though, right? >> yeah. >> reporter: i'm looking out for made in america. i want to make sure you're making money off these things. >> we're trying. >> reporter: a 50-year-old made in america idea, still selling more than 1 million pens around the world every year. 1966 and it's still blowing my mind. all these years later. >> made in america! >> 50 years, and we wish for 50 more. i'm david muir. i hope to see you right back here tomorrow night. until then, good night. no ban.
no wall. sanctuary for all. a major victory for president trump leads to protest in the bay area. hear from people on both sides of the travel ban debate. a plant planned to house 47,000 people. i am wayne freedman 5% containment looks like this. expanding evacuations and more road closures, the pawnee fire continues. thank you for joining us i am ama daetz. >> and i am dan ashley. the good news is the fire has not grown much in the past 24 hours but still a long way to go for full containment. >> 22 structures have been destroyed. half of them are homes and 600 remain threatened. the fires burned for three

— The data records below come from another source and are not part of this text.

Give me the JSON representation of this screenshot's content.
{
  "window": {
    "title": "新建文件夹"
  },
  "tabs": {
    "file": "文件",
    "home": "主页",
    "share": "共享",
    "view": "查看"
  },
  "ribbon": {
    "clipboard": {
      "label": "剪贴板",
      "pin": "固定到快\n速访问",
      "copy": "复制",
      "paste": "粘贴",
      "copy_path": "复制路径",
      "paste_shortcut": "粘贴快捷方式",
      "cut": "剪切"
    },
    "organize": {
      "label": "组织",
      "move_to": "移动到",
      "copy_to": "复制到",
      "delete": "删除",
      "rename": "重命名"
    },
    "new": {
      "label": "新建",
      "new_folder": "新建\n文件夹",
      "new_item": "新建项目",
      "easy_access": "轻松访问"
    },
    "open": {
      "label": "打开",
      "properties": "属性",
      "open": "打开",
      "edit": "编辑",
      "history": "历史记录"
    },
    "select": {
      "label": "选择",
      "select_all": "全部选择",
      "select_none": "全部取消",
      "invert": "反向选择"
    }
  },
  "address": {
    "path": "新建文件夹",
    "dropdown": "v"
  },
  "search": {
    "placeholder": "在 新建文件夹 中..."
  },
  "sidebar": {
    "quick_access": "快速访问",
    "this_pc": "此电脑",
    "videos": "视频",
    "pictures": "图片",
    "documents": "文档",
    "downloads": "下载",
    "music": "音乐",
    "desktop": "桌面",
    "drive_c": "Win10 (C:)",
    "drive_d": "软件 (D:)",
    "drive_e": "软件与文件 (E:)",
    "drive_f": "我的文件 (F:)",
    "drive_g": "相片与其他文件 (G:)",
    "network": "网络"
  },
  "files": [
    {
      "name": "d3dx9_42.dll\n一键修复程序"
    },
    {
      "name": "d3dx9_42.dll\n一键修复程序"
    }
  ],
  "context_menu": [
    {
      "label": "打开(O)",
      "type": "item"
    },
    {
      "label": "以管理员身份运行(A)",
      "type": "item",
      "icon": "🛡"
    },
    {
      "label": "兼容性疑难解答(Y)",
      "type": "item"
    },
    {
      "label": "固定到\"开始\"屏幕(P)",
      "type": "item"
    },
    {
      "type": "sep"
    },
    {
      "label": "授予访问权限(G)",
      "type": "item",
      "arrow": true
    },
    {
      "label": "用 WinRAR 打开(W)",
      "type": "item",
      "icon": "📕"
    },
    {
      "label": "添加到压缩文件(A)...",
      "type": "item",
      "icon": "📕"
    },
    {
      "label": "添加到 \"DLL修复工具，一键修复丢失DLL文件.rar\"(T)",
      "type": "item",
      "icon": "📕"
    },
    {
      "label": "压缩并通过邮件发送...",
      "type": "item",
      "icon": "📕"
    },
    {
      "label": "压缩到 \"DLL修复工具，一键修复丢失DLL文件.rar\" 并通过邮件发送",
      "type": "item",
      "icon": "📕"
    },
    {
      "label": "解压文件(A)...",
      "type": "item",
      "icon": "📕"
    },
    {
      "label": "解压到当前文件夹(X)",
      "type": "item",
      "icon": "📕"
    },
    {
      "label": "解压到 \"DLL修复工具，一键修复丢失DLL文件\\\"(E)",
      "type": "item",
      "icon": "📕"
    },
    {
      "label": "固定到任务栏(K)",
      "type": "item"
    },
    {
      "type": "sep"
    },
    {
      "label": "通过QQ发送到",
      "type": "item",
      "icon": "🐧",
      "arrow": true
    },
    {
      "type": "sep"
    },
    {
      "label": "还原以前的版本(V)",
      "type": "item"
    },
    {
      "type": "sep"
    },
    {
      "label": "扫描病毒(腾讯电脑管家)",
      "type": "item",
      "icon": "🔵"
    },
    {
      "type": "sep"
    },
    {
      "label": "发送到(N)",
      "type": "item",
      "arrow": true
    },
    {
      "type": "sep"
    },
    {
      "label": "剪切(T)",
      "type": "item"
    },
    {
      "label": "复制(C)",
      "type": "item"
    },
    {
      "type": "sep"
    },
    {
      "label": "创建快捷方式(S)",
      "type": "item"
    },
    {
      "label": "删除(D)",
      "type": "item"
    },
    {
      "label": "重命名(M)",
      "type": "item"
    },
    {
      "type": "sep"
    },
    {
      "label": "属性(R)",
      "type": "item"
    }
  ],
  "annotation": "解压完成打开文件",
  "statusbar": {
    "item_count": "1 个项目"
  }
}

straight days. >> flames threaten the spring value community. and today the evacuation advisory warning went out to callusa county. >> let's begin with wayne freedman who is live in lake county. >> reporter: good evening. a break for firefighters earlier today. at the moment, it is down, but the pawnee fire is not out. when they bring in this big ten, consider a proportionate response. >> you can't sleep. you are scared to go into town because you don't know if you are ever going to come back in the summer